When Martha Stewart decided to do her first harvest show ever, she put out a call for audience members to bring baskets full of their home grown bounty. Colleague Kathy Jentz (Washington Gardener Magazine) requested three tickets, then invited us two Ellens to come along.
Ricinus communis. Really? Sure, they're pretty, but also deadly poisonous. He didn't seem to have a clue.)
Kathy brought a bumper crop of okra, tomatillos, and ground cherries.
O.E.'s basket overflowed with herbs and photogenic rose hips.
Mine was fully foraged: mushrooms, sumac berries, crabapples, dandelion greens, silverberries, houttuynia, bayleaf, and a demi-bouteille of lilac wine.
Alas, the subtleties of my wild edibles were lost on Martha's minions. They fell for the gardening equivalent of the blonde cheerleader with big boobs: overflowing baskets of corn, squash, tomatoes, and peppers. We smart girls with great personalities were relegated to the upper reaches of the studio audience.
I was able to interest Emeril with my wine as he walked through the audience looking for ingredients to use. He took it, but didn't end up using it in his dish and never gave me an on camera nod. Yes, that bugged me, but it was my own fault. I shouldn't have brought something I wasn't willing to part with...I just expected an appropriate thank you in exchange.

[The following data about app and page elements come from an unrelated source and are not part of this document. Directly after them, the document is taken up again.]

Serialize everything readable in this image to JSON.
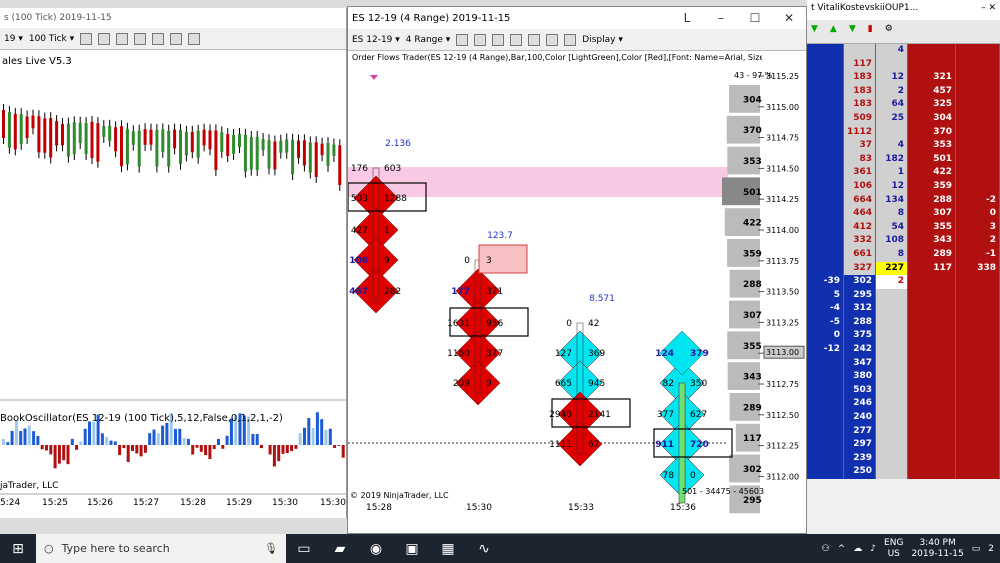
{
  "left": {
    "title": "s (100 Tick)  2019-11-15",
    "toolbar": {
      "tf_short": "19 ▾",
      "tf": "100 Tick ▾"
    },
    "indicator_title": "ales Live V5.3",
    "osc_title": "BookOscillator(ES 12-19 (100 Tick),5,12,False,0,1,2,1,-2)",
    "copyright": "jaTrader, LLC",
    "times": [
      "5:24",
      "15:25",
      "15:26",
      "15:27",
      "15:28",
      "15:29",
      "15:30",
      "15:30"
    ]
  },
  "right": {
    "title": "ES 12-19 (4 Range)  2019-11-15",
    "toolbar": {
      "instrument": "ES 12-19 ▾",
      "range": "4 Range ▾",
      "display": "Display ▾"
    },
    "indicator_label": "Order Flows Trader(ES 12-19 (4 Range),Bar,100,Color [LightGreen],Color [Red],[Font: Name=Arial, Size=9.75 U",
    "corner_note": "43 - 97 %",
    "copyright": "© 2019 NinjaTrader, LLC",
    "summary": "501 - 34475 - 45603",
    "prices": [
      "3115.25",
      "3115.00",
      "3114.75",
      "3114.50",
      "3114.25",
      "3114.00",
      "3113.75",
      "3113.50",
      "3113.25",
      "3113.00",
      "3112.75",
      "3112.50",
      "3112.25",
      "3112.00"
    ],
    "last_price": "3113.00",
    "volume_profile": [
      "304",
      "370",
      "353",
      "501",
      "422",
      "359",
      "288",
      "307",
      "355",
      "343",
      "289",
      "117",
      "302",
      "295"
    ],
    "times": [
      "15:28",
      "15:30",
      "15:33",
      "15:36"
    ],
    "bars": [
      {
        "top_label": "2.136",
        "rows": [
          [
            "176",
            "603"
          ],
          [
            "503",
            "1288"
          ],
          [
            "427",
            "1"
          ],
          [
            "106",
            "9"
          ],
          [
            "467",
            "282"
          ]
        ]
      },
      {
        "top_label": "123.7",
        "rows": [
          [
            "0",
            "3"
          ],
          [
            "177",
            "371"
          ],
          [
            "1631",
            "956"
          ],
          [
            "1160",
            "377"
          ],
          [
            "209",
            "9"
          ]
        ]
      },
      {
        "top_label": "8.571",
        "rows": [
          [
            "0",
            "42"
          ],
          [
            "127",
            "369"
          ],
          [
            "665",
            "945"
          ],
          [
            "2940",
            "2141"
          ],
          [
            "1111",
            "67"
          ]
        ]
      },
      {
        "top_label": "",
        "rows": [
          [
            "124",
            "379"
          ],
          [
            "82",
            "350"
          ],
          [
            "377",
            "627"
          ],
          [
            "911",
            "720"
          ],
          [
            "78",
            "0"
          ]
        ]
      }
    ]
  },
  "dom": {
    "title": "t VitaliKostevskiiOUP1...",
    "rows": [
      [
        "",
        "",
        "4",
        "",
        ""
      ],
      [
        "",
        "117",
        "",
        "",
        ""
      ],
      [
        "",
        "183",
        "12",
        "321",
        ""
      ],
      [
        "",
        "183",
        "2",
        "457",
        ""
      ],
      [
        "",
        "183",
        "64",
        "325",
        ""
      ],
      [
        "",
        "509",
        "25",
        "304",
        ""
      ],
      [
        "",
        "1112",
        "",
        "370",
        ""
      ],
      [
        "",
        "37",
        "4",
        "353",
        ""
      ],
      [
        "",
        "83",
        "182",
        "501",
        ""
      ],
      [
        "",
        "361",
        "1",
        "422",
        ""
      ],
      [
        "",
        "106",
        "12",
        "359",
        ""
      ],
      [
        "",
        "664",
        "134",
        "288",
        "-2"
      ],
      [
        "",
        "464",
        "8",
        "307",
        "0"
      ],
      [
        "",
        "412",
        "54",
        "355",
        "3"
      ],
      [
        "",
        "332",
        "108",
        "343",
        "2"
      ],
      [
        "",
        "661",
        "8",
        "289",
        "-1"
      ],
      [
        "",
        "327",
        "227",
        "117",
        "338"
      ],
      [
        "-39",
        "302",
        "2",
        "",
        ""
      ],
      [
        "5",
        "295",
        "",
        "",
        ""
      ],
      [
        "-4",
        "312",
        "",
        "",
        ""
      ],
      [
        "-5",
        "288",
        "",
        "",
        ""
      ],
      [
        "0",
        "375",
        "",
        "",
        ""
      ],
      [
        "-12",
        "242",
        "",
        "",
        ""
      ],
      [
        "",
        "347",
        "",
        "",
        ""
      ],
      [
        "",
        "380",
        "",
        "",
        ""
      ],
      [
        "",
        "503",
        "",
        "",
        ""
      ],
      [
        "",
        "246",
        "",
        "",
        ""
      ],
      [
        "",
        "240",
        "",
        "",
        ""
      ],
      [
        "",
        "277",
        "",
        "",
        ""
      ],
      [
        "",
        "297",
        "",
        "",
        ""
      ],
      [
        "",
        "239",
        "",
        "",
        ""
      ],
      [
        "",
        "250",
        "",
        "",
        ""
      ]
    ]
  },
  "taskbar": {
    "search_placeholder": "Type here to search",
    "lang": "ENG",
    "region": "US",
    "time": "3:40 PM",
    "date": "2019-11-15",
    "notif": "2"
  }
}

Once I recovered from the unanticipated agony of flashbacks to the cattle calls of my twenties, I was able to sit back and enjoy both the bounty and the message. Baskets overflowed with gorgeous edibles, Martha and Emeril whipped up two vegetarian dishes (sans wine!), and we watched a special remote segment on the recent National Heirloom Exhibition in Sonoma, CA.
It was great to see heirloom vegetables, seed saving, and non-GMO crops get the press they deserve from someone with a platform as far-reaching as Martha's. I've admired her for years and was pleased to see that she is as strong, articulate, and quick on her feet as I hoped she would be. So kudos to Martha for celebrating the harvest with her television audience. And next time pick one of the smart girls. They're way more interesting.